Tuesday 27 July 2021 8:31am
The University of Otago is proud to be an inaugural signatory of an agreement which pledges openness in animal research and teaching.
The Openness Agreement on Animal Research and Teaching in New Zealand commits Otago to ensuring the public is well informed about animal research. It is initiated and led by the Australia and New Zealand Council for the Care of Animals in Research and Teaching (ANZCCART).
Otago is one of 21 organisations from around New Zealand to sign the agreement, which will be launched on Tuesday 27 July at the ANZCCART conference in Queenstown.
University of Otago Deputy Vice-Chancellor, Research and Enterprise, Professor Richard Blaikie says signing the agreement is significant.
“The University is, and has always been committed to maintaining the highest ethical standards in research and teaching involving animals, including the reduction, refinement or replacement of such use when possible.
“Engagement and openness with the public are important to us in order to articulate the reasons why the use of animals is required in many circumstances, to demonstrate the benefits that accrue from such teaching and research, as well as to demonstrate the levels of responsibility and welfare that are put into practice for the animals under our care,” he says.
“Becoming an inaugural signatory to this agreement is a natural step for us in demonstrating these commitments alongside other universities and research organisations.”
Bioethics Centre Senior Lecturer and animal ethicist Dr Mike King says the agreement is an “immensely valuable achievement”.
“Animal research and teaching can only occur if a society consents to it, permitting researchers and teachers to do their work, and allowing others – people, non-human animals, and the environment – to benefit from the results of this work,” Dr King says.
“Without consent from society, expressed through public agreement, and facilitated by law and policy, animal research and teaching will diminish, and any value it offers will diminish as well.”
Animal research and teaching is an ethically complex issue, and informed, reasonable disagreement about it is an opportunity for ethical progress to be made he says.
“This research is always undertaken with the aim of benefitting humans, animals and the environment. Animals are central to this issue and should be central beneficiaries of this progress.
“A crucial further commitment is to communicate this information to tangata whenua. This information is essential for informing the ongoing deliberation, public and private, by individuals and groups, whānau and families, hapū and iwi, about whether and what uses of animals in research and teaching are justifiable or tika.
“There will be different views about what information is needed to explain this, and what constitutes fulfilment of these commitments. It is unlikely that all will agree on this topic, but they will have the opportunity to be more informed,” Dr King says.

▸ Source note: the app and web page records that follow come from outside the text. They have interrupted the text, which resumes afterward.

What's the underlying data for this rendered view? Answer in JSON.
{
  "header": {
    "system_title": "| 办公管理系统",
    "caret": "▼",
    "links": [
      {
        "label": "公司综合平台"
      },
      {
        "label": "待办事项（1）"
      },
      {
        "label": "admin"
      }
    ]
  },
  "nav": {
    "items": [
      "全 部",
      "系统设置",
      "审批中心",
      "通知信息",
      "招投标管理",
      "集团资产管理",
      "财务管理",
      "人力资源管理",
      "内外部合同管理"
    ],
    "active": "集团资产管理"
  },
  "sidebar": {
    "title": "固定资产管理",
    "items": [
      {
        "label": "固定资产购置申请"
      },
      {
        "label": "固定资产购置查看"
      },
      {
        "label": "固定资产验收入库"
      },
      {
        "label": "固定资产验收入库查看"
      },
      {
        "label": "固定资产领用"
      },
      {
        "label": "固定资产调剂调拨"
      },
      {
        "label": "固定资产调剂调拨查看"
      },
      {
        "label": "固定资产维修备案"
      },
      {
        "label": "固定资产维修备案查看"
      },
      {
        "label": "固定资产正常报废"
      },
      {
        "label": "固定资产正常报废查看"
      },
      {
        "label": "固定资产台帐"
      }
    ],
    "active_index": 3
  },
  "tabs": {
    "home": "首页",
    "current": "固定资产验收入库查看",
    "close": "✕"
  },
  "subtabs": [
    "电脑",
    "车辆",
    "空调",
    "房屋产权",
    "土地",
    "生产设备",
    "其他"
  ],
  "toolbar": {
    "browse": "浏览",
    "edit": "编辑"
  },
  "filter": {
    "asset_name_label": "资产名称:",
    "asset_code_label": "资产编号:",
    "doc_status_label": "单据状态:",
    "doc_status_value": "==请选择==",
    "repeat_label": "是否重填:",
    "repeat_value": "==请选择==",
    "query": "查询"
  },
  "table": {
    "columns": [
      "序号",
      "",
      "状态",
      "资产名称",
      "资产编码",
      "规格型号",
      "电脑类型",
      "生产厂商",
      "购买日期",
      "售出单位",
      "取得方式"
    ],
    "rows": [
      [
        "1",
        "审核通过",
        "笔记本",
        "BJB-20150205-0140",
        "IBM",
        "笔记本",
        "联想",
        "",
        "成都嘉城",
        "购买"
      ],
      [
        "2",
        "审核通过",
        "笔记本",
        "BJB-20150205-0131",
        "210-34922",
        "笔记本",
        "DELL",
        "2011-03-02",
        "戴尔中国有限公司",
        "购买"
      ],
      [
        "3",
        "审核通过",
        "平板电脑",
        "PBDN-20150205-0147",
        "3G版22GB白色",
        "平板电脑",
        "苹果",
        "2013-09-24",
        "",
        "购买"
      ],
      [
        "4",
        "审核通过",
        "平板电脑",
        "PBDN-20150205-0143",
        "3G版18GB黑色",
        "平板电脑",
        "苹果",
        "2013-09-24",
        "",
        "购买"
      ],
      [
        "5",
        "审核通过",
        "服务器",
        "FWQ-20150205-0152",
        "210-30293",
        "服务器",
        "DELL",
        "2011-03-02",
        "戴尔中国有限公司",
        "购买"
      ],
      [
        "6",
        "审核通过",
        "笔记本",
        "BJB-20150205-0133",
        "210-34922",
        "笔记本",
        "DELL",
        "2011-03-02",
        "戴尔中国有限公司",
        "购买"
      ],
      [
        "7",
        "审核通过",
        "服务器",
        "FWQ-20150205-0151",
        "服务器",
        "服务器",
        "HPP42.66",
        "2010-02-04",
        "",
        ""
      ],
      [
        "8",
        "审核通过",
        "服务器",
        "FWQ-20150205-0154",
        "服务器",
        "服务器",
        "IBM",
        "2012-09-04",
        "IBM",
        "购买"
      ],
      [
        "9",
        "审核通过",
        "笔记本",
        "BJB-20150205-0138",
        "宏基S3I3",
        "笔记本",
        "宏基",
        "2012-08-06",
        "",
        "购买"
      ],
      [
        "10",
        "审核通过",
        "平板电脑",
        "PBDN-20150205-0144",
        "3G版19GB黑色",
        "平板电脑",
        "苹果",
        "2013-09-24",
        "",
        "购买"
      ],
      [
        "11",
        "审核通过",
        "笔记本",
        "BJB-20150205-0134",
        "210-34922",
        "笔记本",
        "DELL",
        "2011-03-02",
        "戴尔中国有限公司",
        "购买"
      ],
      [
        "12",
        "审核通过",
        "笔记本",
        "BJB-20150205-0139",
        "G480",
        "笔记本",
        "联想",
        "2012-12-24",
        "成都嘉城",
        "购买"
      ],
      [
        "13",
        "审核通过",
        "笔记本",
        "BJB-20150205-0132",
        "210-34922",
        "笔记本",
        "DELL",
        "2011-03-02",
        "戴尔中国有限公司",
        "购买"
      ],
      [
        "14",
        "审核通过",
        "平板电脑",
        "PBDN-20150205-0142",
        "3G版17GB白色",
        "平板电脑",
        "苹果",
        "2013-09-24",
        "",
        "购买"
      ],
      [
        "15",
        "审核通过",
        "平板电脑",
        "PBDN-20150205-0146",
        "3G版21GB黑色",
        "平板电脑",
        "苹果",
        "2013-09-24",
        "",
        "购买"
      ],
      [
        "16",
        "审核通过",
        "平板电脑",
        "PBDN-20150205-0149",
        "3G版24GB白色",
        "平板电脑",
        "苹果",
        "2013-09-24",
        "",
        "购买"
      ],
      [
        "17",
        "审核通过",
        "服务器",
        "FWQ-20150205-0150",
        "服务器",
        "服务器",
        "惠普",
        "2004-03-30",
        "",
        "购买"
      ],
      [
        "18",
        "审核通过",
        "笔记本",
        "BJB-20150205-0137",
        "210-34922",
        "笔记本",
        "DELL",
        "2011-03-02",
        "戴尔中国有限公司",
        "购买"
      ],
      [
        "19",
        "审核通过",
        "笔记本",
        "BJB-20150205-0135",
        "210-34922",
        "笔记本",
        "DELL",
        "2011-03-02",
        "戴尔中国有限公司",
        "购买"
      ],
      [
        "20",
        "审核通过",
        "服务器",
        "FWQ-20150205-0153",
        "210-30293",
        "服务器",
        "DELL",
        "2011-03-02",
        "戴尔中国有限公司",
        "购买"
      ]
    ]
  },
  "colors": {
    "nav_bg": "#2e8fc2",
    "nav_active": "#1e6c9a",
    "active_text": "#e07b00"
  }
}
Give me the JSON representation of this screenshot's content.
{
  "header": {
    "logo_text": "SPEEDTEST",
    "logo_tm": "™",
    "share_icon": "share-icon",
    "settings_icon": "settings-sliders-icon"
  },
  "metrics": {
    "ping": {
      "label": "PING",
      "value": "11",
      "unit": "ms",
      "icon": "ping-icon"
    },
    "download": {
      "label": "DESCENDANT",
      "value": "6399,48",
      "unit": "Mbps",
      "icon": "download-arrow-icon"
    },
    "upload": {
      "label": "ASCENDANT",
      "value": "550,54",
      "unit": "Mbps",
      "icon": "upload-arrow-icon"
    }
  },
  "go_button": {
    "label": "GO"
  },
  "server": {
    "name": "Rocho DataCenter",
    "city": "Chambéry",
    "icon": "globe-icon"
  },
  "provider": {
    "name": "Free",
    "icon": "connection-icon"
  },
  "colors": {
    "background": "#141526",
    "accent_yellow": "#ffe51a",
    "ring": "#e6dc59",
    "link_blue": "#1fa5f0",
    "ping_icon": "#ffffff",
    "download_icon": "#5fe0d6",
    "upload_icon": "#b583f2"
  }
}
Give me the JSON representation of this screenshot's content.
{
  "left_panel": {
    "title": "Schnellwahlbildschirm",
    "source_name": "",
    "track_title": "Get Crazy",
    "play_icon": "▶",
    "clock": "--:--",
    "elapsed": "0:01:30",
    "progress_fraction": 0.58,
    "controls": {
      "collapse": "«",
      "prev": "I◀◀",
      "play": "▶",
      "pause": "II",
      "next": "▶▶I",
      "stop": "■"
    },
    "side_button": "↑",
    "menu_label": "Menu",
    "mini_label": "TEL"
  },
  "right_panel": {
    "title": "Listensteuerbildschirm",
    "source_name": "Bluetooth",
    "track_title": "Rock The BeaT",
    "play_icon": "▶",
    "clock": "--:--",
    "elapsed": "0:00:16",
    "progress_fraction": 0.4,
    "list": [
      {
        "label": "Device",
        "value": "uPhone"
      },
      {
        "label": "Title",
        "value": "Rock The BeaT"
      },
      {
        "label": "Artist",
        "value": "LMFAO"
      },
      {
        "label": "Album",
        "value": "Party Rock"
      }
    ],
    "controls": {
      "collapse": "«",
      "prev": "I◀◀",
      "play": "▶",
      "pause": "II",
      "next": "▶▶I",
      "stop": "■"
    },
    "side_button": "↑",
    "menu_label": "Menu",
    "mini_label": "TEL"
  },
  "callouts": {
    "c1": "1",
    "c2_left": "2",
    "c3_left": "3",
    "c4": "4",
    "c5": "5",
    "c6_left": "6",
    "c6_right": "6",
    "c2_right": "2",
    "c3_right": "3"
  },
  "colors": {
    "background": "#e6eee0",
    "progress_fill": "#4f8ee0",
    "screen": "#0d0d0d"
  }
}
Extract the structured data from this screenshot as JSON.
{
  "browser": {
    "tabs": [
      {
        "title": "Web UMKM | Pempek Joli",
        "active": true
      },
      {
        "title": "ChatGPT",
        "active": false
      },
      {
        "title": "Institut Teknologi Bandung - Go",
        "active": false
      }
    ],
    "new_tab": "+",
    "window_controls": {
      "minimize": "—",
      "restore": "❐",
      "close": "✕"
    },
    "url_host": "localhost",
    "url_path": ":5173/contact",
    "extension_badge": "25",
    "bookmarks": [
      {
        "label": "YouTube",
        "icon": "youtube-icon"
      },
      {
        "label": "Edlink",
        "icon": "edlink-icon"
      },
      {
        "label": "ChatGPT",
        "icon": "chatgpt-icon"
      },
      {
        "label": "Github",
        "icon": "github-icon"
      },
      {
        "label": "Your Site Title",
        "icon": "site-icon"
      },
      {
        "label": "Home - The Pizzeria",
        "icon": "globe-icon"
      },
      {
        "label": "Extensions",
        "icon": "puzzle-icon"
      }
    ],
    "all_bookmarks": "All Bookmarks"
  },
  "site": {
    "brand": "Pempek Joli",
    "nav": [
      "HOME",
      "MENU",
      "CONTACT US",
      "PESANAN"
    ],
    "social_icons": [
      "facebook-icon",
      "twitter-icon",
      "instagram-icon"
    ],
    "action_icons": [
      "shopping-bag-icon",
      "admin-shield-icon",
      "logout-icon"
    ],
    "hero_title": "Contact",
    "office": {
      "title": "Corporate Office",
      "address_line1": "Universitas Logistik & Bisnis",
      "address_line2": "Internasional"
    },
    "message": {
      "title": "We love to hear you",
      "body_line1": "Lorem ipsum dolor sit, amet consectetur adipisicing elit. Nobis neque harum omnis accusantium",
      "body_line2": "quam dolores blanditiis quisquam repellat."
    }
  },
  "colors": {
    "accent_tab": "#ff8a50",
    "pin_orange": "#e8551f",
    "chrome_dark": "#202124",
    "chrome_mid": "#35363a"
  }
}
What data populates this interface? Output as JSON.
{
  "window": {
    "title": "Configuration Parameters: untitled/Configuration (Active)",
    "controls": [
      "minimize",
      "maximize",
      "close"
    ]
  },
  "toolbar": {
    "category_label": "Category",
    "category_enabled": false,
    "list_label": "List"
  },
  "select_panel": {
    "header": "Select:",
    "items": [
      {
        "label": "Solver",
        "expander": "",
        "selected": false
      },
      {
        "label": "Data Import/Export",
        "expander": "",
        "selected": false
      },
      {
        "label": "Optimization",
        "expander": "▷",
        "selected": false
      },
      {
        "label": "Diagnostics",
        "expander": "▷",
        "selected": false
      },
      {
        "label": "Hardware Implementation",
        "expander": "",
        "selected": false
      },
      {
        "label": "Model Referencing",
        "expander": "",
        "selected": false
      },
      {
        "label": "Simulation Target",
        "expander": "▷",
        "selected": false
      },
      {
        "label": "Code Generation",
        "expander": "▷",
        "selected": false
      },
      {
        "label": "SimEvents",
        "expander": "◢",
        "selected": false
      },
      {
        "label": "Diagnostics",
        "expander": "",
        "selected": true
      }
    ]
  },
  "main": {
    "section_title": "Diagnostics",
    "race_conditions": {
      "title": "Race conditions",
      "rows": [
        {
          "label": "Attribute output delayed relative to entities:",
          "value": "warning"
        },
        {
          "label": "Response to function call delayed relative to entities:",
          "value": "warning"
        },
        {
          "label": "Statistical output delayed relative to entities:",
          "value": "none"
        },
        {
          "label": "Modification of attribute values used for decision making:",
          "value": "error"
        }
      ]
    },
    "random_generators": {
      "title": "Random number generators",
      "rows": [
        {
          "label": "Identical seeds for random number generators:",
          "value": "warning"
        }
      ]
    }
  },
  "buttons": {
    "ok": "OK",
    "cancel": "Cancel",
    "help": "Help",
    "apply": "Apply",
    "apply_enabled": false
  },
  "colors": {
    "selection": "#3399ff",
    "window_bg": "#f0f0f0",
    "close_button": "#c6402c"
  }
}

Otago researcher Professor Greg Anderson, who uses animal research for his work on fertility and metabolic syndrome, says the agreement is a positive step forward.
“Scientists are proud of the work they do to advance the understanding and treatment of health and disease, but haven’t always been good at communicating this to the public.
“It’s great to be part of this proactive endeavour of laying down specific steps to change this situation for the better,” Professor Anderson says.